A Democratic National Committee “survey” mailed to potential voters asks them to share their attitudes about the domestic and foreign policy agendas of the Republican and Democratic parties. It also asks for cash.
If you have received one of these surveys-cum-fundraising-solicitations from either party as election season cranks up, don’t be surprised. And don’t be fooled. They’re not real surveys despite such authoritative trappings as a stamp on the envelope reading “offical party business.”
Using a survey to help raise money is a tactic used by all political parties and interest groups, said Mileah Kromer, director of Goucher College’s Sarah T. Hughes Field Politics Center.
The strategy, she added, actually has its own acronym: FRUGing — Fund-Raising Under the Guise of Research.
“It’s using a survey to engage folks to think about issues in a way that would compel them to donate money,” Kromer said. “It’s common practice.”
Leading language in the survey questions — coupled with a fundraising request — is a clear indication that you’ve been “FRUGged.” And the 10-question survey from the Democratic National Committee, led by Maryland’s own Tom Perez, certainly contains plenty of leading questions.
The most obvious one asks respondents about their attitudes toward President Donald Trump by using loaded language.
“Which aspects of the Trump presidency do you find most disturbing?” the survey asks. “Please choose four.”
It then gives 12 choices drawing from varous aspects of the Republican president’s most controversial positions.
From personal elements: “His erratic temperament and judgment; His early-morning tweets; His offensive and hateful rhetoric; His refusal to release his tax returns and eliminate conflicts of interest.”
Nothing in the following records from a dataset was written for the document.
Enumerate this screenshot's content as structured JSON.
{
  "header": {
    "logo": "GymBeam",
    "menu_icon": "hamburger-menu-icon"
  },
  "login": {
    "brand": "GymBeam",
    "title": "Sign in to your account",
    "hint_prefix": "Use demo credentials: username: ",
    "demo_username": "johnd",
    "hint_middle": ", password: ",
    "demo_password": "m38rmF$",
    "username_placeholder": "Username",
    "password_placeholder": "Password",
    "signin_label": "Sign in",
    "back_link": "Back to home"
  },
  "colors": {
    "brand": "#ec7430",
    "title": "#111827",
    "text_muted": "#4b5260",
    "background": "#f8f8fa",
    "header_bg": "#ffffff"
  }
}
To domestic policy: “His attacks on women; His opposition to women's reproductive freedom; His efforts to repeal Obamacare.”
To his foreign policy: “His dangerous rhetoric on North Korea; His decision to pull out of the Paris climate accord and dismissal of climate science; His reckless and dangerous foreign policy positions.”
To, of course, Russia: “His admiration for Russian President Vladimir Putin and refusal to recognize Russian meddling in our elections; His attempt to interfere in the investigations of Russian election meddling.”
The final choice: “I don't find the Trump presidency disturbing.”